**DATA SUPPLIED:**
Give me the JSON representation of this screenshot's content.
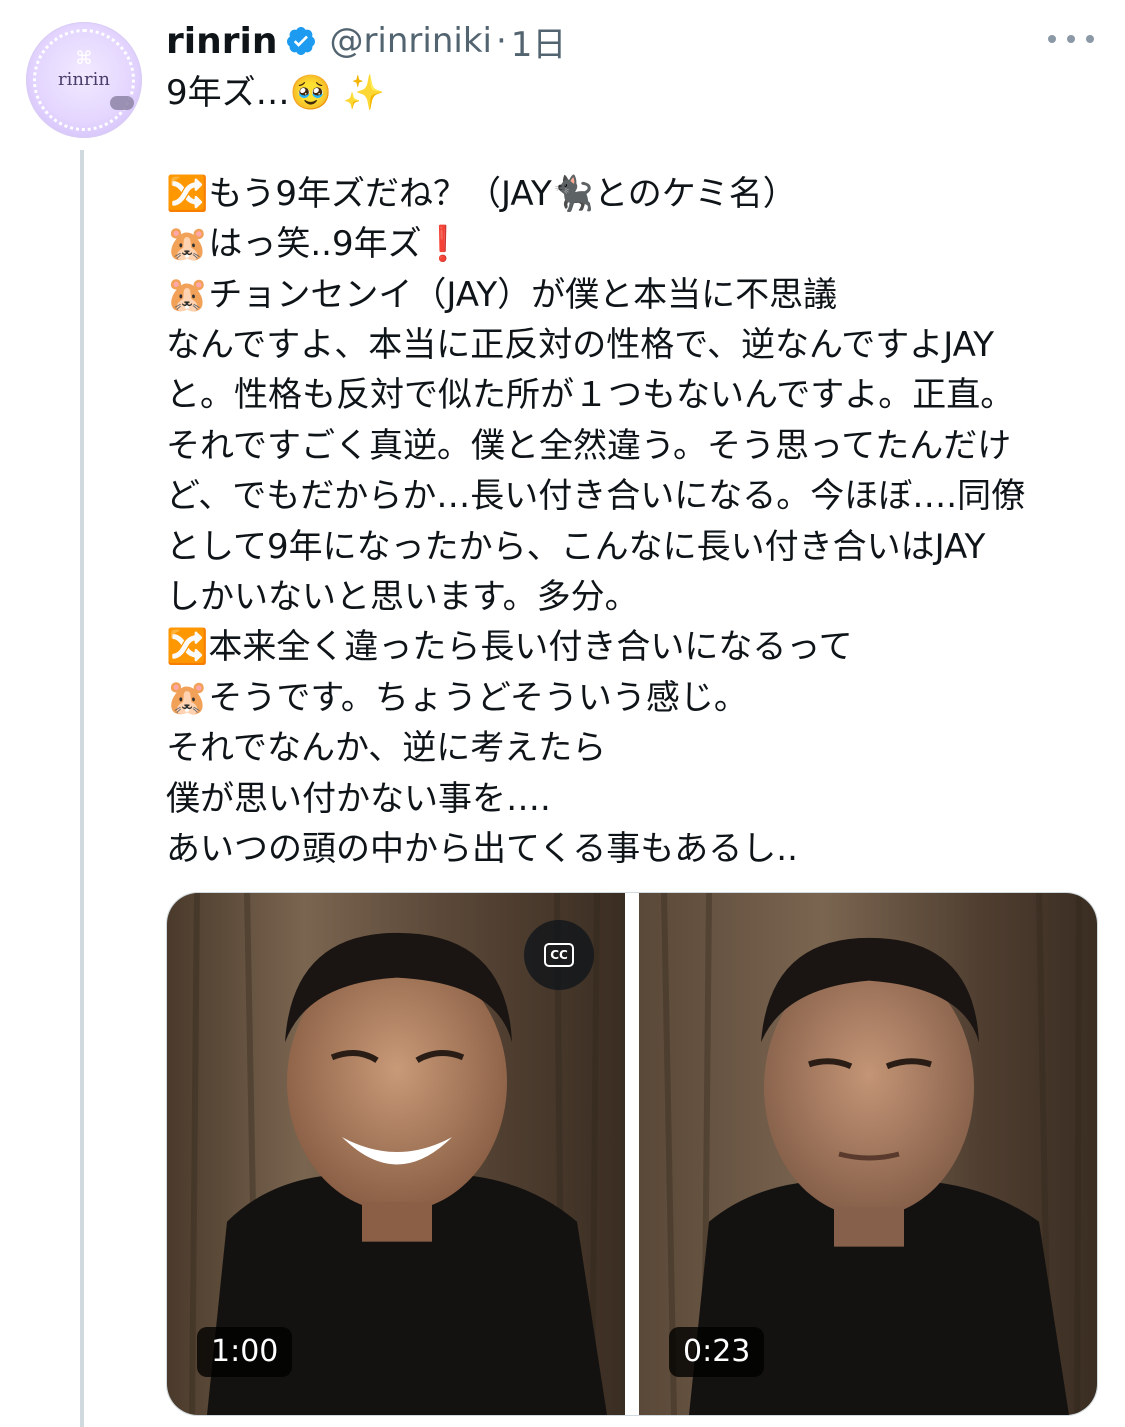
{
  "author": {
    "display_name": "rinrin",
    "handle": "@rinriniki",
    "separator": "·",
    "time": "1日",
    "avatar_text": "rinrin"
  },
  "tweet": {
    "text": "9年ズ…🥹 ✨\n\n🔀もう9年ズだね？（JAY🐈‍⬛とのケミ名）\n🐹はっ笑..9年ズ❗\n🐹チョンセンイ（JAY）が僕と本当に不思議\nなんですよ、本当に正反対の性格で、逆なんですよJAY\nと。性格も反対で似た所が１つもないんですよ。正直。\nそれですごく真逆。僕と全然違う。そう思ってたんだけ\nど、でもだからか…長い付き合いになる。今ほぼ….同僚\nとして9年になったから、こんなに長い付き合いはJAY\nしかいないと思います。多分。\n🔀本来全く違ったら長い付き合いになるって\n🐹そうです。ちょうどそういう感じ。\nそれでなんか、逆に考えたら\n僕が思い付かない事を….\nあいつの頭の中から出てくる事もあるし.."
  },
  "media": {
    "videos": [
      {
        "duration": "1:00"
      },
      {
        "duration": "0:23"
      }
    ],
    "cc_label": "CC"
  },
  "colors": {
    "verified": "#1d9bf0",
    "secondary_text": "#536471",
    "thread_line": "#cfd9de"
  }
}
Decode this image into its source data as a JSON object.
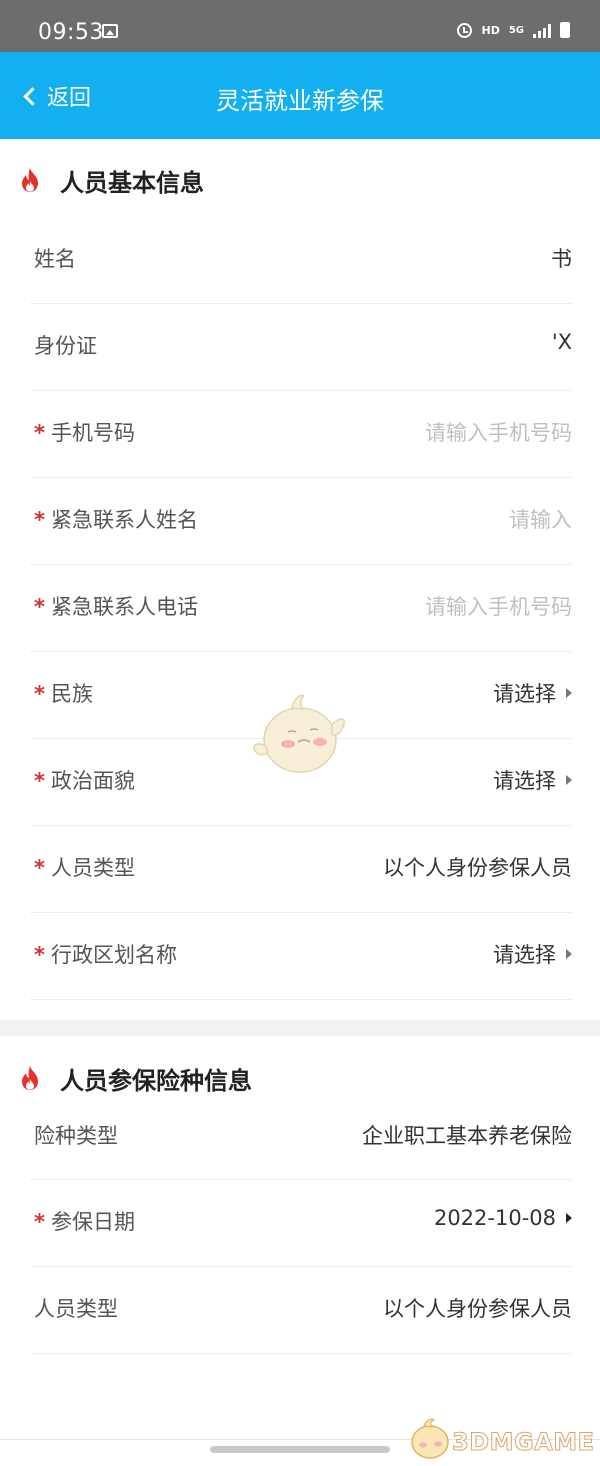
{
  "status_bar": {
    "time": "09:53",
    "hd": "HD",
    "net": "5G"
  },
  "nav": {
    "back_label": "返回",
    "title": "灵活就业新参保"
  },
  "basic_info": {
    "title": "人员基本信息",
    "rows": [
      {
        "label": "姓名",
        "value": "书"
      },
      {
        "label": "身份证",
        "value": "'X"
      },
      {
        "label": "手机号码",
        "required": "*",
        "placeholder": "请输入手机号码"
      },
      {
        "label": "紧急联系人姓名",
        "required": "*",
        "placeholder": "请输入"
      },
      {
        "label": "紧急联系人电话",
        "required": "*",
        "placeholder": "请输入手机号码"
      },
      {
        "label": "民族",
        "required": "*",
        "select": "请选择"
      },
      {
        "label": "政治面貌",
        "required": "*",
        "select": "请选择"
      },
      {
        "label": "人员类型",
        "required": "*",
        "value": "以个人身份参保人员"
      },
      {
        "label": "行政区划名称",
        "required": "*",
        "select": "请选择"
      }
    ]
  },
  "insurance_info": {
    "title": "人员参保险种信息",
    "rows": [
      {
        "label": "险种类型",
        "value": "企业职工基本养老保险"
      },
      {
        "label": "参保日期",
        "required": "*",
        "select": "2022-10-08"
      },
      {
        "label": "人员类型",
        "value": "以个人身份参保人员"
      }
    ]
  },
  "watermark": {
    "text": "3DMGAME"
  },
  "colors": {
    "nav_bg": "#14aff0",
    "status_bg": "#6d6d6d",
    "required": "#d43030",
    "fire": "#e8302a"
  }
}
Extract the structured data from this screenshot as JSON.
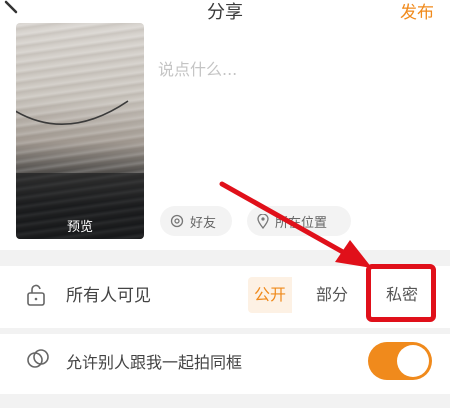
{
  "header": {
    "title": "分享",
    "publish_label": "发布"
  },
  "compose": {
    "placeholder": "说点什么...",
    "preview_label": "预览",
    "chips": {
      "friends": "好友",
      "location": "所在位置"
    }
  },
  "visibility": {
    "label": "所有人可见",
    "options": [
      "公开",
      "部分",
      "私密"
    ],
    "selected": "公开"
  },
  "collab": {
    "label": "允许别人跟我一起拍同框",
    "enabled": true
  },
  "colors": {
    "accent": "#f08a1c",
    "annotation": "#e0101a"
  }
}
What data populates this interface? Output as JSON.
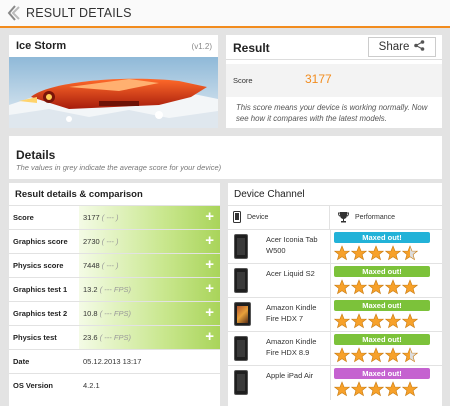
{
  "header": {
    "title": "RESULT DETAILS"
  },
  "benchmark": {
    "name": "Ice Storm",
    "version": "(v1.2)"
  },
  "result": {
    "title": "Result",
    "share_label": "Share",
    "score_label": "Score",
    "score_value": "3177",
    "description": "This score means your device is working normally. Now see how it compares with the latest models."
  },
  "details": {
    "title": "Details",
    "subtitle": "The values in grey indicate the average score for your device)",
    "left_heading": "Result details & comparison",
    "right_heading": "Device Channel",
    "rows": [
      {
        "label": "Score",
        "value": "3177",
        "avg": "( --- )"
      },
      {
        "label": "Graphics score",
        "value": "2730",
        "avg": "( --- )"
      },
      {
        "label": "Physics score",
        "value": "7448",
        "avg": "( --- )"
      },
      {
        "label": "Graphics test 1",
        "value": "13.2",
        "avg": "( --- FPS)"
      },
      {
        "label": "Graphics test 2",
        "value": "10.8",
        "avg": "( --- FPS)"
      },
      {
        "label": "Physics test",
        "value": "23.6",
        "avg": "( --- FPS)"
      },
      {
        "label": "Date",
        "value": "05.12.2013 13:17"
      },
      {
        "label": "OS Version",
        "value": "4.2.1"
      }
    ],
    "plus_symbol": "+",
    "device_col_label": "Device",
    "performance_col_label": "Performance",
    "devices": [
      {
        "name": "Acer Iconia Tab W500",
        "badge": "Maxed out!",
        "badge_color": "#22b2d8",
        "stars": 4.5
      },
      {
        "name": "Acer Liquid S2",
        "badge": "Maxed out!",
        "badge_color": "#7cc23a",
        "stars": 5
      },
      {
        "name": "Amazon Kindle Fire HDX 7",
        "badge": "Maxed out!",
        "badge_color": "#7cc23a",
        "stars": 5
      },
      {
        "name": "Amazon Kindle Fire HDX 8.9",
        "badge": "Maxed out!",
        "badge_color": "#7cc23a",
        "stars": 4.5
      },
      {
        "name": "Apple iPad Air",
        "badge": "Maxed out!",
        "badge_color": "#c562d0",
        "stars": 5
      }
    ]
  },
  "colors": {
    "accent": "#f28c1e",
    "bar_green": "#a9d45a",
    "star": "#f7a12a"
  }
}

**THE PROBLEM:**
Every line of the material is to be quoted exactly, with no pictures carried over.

**RESPONSE BOX:**
Give me the JSON representation of this screenshot's content.
{
  "author": {
    "display_name": "rinrin",
    "handle": "@rinriniki",
    "separator": "·",
    "time": "1日",
    "avatar_text": "rinrin"
  },
  "tweet": {
    "text": "9年ズ…🥹 ✨\n\n🔀もう9年ズだね？（JAY🐈‍⬛とのケミ名）\n🐹はっ笑..9年ズ❗\n🐹チョンセンイ（JAY）が僕と本当に不思議\nなんですよ、本当に正反対の性格で、逆なんですよJAY\nと。性格も反対で似た所が１つもないんですよ。正直。\nそれですごく真逆。僕と全然違う。そう思ってたんだけ\nど、でもだからか…長い付き合いになる。今ほぼ….同僚\nとして9年になったから、こんなに長い付き合いはJAY\nしかいないと思います。多分。\n🔀本来全く違ったら長い付き合いになるって\n🐹そうです。ちょうどそういう感じ。\nそれでなんか、逆に考えたら\n僕が思い付かない事を….\nあいつの頭の中から出てくる事もあるし.."
  },
  "media": {
    "videos": [
      {
        "duration": "1:00"
      },
      {
        "duration": "0:23"
      }
    ],
    "cc_label": "CC"
  },
  "colors": {
    "verified": "#1d9bf0",
    "secondary_text": "#536471",
    "thread_line": "#cfd9de"
  }
}
Decode this image into its source data as a JSON object.
{
  "status_bar": {
    "time": "09:53",
    "hd": "HD",
    "net": "5G"
  },
  "nav": {
    "back_label": "返回",
    "title": "灵活就业新参保"
  },
  "basic_info": {
    "title": "人员基本信息",
    "rows": [
      {
        "label": "姓名",
        "value": "书"
      },
      {
        "label": "身份证",
        "value": "'X"
      },
      {
        "label": "手机号码",
        "required": "*",
        "placeholder": "请输入手机号码"
      },
      {
        "label": "紧急联系人姓名",
        "required": "*",
        "placeholder": "请输入"
      },
      {
        "label": "紧急联系人电话",
        "required": "*",
        "placeholder": "请输入手机号码"
      },
      {
        "label": "民族",
        "required": "*",
        "select": "请选择"
      },
      {
        "label": "政治面貌",
        "required": "*",
        "select": "请选择"
      },
      {
        "label": "人员类型",
        "required": "*",
        "value": "以个人身份参保人员"
      },
      {
        "label": "行政区划名称",
        "required": "*",
        "select": "请选择"
      }
    ]
  },
  "insurance_info": {
    "title": "人员参保险种信息",
    "rows": [
      {
        "label": "险种类型",
        "value": "企业职工基本养老保险"
      },
      {
        "label": "参保日期",
        "required": "*",
        "select": "2022-10-08"
      },
      {
        "label": "人员类型",
        "value": "以个人身份参保人员"
      }
    ]
  },
  "watermark": {
    "text": "3DMGAME"
  },
  "colors": {
    "nav_bg": "#14aff0",
    "status_bg": "#6d6d6d",
    "required": "#d43030",
    "fire": "#e8302a"
  }
}
Extract the structured data from this screenshot as JSON.
{
  "header": {
    "title": "分享",
    "publish_label": "发布"
  },
  "compose": {
    "placeholder": "说点什么...",
    "preview_label": "预览",
    "chips": {
      "friends": "好友",
      "location": "所在位置"
    }
  },
  "visibility": {
    "label": "所有人可见",
    "options": [
      "公开",
      "部分",
      "私密"
    ],
    "selected": "公开"
  },
  "collab": {
    "label": "允许别人跟我一起拍同框",
    "enabled": true
  },
  "colors": {
    "accent": "#f08a1c",
    "annotation": "#e0101a"
  }
}
What data populates this interface? Output as JSON.
{
  "header": {
    "title": "RESULT DETAILS"
  },
  "benchmark": {
    "name": "Ice Storm",
    "version": "(v1.2)"
  },
  "result": {
    "title": "Result",
    "share_label": "Share",
    "score_label": "Score",
    "score_value": "3177",
    "description": "This score means your device is working normally. Now see how it compares with the latest models."
  },
  "details": {
    "title": "Details",
    "subtitle": "The values in grey indicate the average score for your device)",
    "left_heading": "Result details & comparison",
    "right_heading": "Device Channel",
    "rows": [
      {
        "label": "Score",
        "value": "3177",
        "avg": "( --- )"
      },
      {
        "label": "Graphics score",
        "value": "2730",
        "avg": "( --- )"
      },
      {
        "label": "Physics score",
        "value": "7448",
        "avg": "( --- )"
      },
      {
        "label": "Graphics test 1",
        "value": "13.2",
        "avg": "( --- FPS)"
      },
      {
        "label": "Graphics test 2",
        "value": "10.8",
        "avg": "( --- FPS)"
      },
      {
        "label": "Physics test",
        "value": "23.6",
        "avg": "( --- FPS)"
      },
      {
        "label": "Date",
        "value": "05.12.2013 13:17"
      },
      {
        "label": "OS Version",
        "value": "4.2.1"
      }
    ],
    "plus_symbol": "+",
    "device_col_label": "Device",
    "performance_col_label": "Performance",
    "devices": [
      {
        "name": "Acer Iconia Tab W500",
        "badge": "Maxed out!",
        "badge_color": "#22b2d8",
        "stars": 4.5
      },
      {
        "name": "Acer Liquid S2",
        "badge": "Maxed out!",
        "badge_color": "#7cc23a",
        "stars": 5
      },
      {
        "name": "Amazon Kindle Fire HDX 7",
        "badge": "Maxed out!",
        "badge_color": "#7cc23a",
        "stars": 5
      },
      {
        "name": "Amazon Kindle Fire HDX 8.9",
        "badge": "Maxed out!",
        "badge_color": "#7cc23a",
        "stars": 4.5
      },
      {
        "name": "Apple iPad Air",
        "badge": "Maxed out!",
        "badge_color": "#c562d0",
        "stars": 5
      }
    ]
  },
  "colors": {
    "accent": "#f28c1e",
    "bar_green": "#a9d45a",
    "star": "#f7a12a"
  }
}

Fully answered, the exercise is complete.